The other way to comment on a specific blog article is by posting a message directly below the blog post.  Previously only available to registered users, this option is now open to everyone and can be made anonymously (though all comments are moderated). This blog was started to increase access to the museum's programs and to shine a spotlight on artifacts that are not frequently on display in our exhibits.  We value your feedback and want to hear from you!

Remember you can always follow the museum on facebook and leave public comments there as well.

Thanks and we look forward to hearing from you!

Thursday, November 3, 2011

Artifact Spotlight: Naval War Game Range Wands

---Amy King, Curatorial Volunteer

A naval war game in Pringle Hall during the early 1950s
War gaming has been an integral part of the Naval War College experience since 1885 when Alfred T. Mahan and William McCarty Little evaluated the tactics of various historic naval battles by moving cardboard vessels over a sheet of drawing paper. In 1887 Lt. William McCarty Little delivered lectures on war gaming and its applications on naval warfare to students attending classes at the College. By 1894, President Captain Henry C. Taylor established war games as part of the curriculum.

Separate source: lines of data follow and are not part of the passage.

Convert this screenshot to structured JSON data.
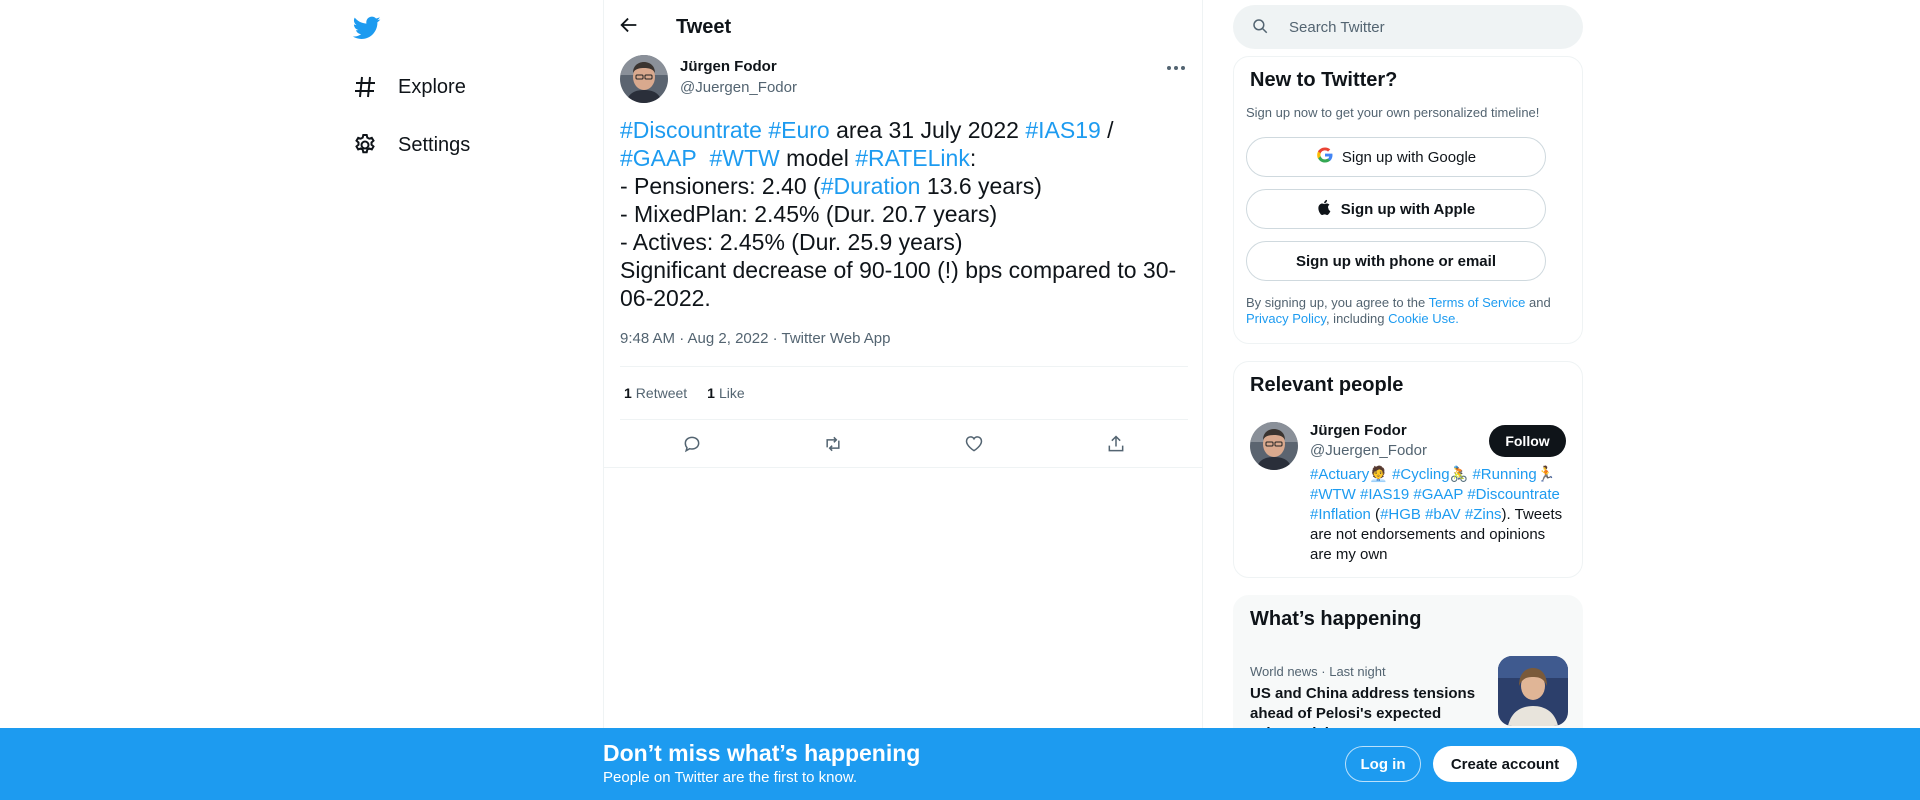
{
  "nav": {
    "items": [
      {
        "label": "Explore",
        "icon": "hashtag-icon"
      },
      {
        "label": "Settings",
        "icon": "gear-icon"
      }
    ]
  },
  "header": {
    "title": "Tweet"
  },
  "tweet": {
    "author_name": "Jürgen Fodor",
    "author_handle": "@Juergen_Fodor",
    "text": {
      "l1_tag1": "#Discountrate",
      "l1_tag2": "#Euro",
      "l1_mid": " area 31 July 2022 ",
      "l1_tag3": "#IAS19",
      "l1_end": " /",
      "l2_tag1": "#GAAP",
      "l2_tag2": "#WTW",
      "l2_mid": " model ",
      "l2_tag3": "#RATELink",
      "l2_end": ":",
      "l3_pre": "- Pensioners: 2.40 (",
      "l3_tag": "#Duration",
      "l3_end": " 13.6 years)",
      "l4": "- MixedPlan: 2.45% (Dur. 20.7 years)",
      "l5": "- Actives: 2.45% (Dur. 25.9 years)",
      "l6": "Significant decrease of 90-100 (!) bps compared to 30-06-2022."
    },
    "meta": "9:48 AM · Aug 2, 2022 · Twitter Web App",
    "retweets_count": "1",
    "retweets_label": "Retweet",
    "likes_count": "1",
    "likes_label": "Like"
  },
  "search": {
    "placeholder": "Search Twitter"
  },
  "new_to_twitter": {
    "title": "New to Twitter?",
    "subtitle": "Sign up now to get your own personalized timeline!",
    "google_label": "Sign up with Google",
    "apple_label": "Sign up with Apple",
    "phone_label": "Sign up with phone or email",
    "legal_pre": "By signing up, you agree to the ",
    "terms": "Terms of Service",
    "and": " and ",
    "privacy": "Privacy Policy",
    "including": ", including ",
    "cookie": "Cookie Use."
  },
  "relevant_people": {
    "title": "Relevant people",
    "name": "Jürgen Fodor",
    "handle": "@Juergen_Fodor",
    "follow_label": "Follow",
    "bio": {
      "t1": "#Actuary",
      "e1": "🧑‍💼",
      "t2": "#Cycling",
      "e2": "🚴",
      "t3": "#Running",
      "e3": "🏃",
      "t4": "#WTW",
      "t5": "#IAS19",
      "t6": "#GAAP",
      "t7": "#Discountrate",
      "t8": "#Inflation",
      "p1": " (",
      "t9": "#HGB",
      "t10": "#bAV",
      "t11": "#Zins",
      "p2": ").",
      "tail": "Tweets are not endorsements and opinions are my own"
    }
  },
  "whats_happening": {
    "title": "What’s happening",
    "meta": "World news · Last night",
    "headline": "US and China address tensions ahead of Pelosi's expected Taiwan visit"
  },
  "banner": {
    "title": "Don’t miss what’s happening",
    "subtitle": "People on Twitter are the first to know.",
    "login_label": "Log in",
    "create_label": "Create account"
  },
  "colors": {
    "accent": "#1d9bf0",
    "text": "#0f1419",
    "secondary": "#536471"
  }
}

Conducted initially on tables in Luce Hall, games were eventually moved to entire rooms, using linoleum checker board floors as grids. Pringle Hall opened in 1934 and became the center of war gaming on the campus. The second level was dedicated as a floor-size maneuver board with a mezzanine for greater viewing capacity.
Range wands on exhibit overhead in the NWC Gallery

Range wands were used by participants during war games to measure distances between combatant ships. The wooden sticks are painted with alternating black and white sections. A description in the "Conduct of Maneuvers" developed at the College in 1930 describes the first section as six inches long (representing 1500 yards) and all other sections at four inches long (1000 yards).  Varying in size, range wands could be 104" long and represent distances as far as 26000 yards. The wands were placed on the floor with the zero end at the center of the target ship. Students would then make note of which section the firing ship was in, evaluate, and plan moves accordingly.

The wands were used primarily during the Pringle Hall era (1934-1958) and earlier in Luce Hall as well. The evolution of war gaming took a huge step forward when in the fall of 1958, the Naval Electronics Warfare Simulator opened in Sims Hall. War gaming would now be done electronically, using computers and simulators. No longer needed, the wands and other war gaming equipment were stowed in a campus building until discovered several years ago.


Detail of two range wands on exhibit

Images courtesy of the Naval War College Museum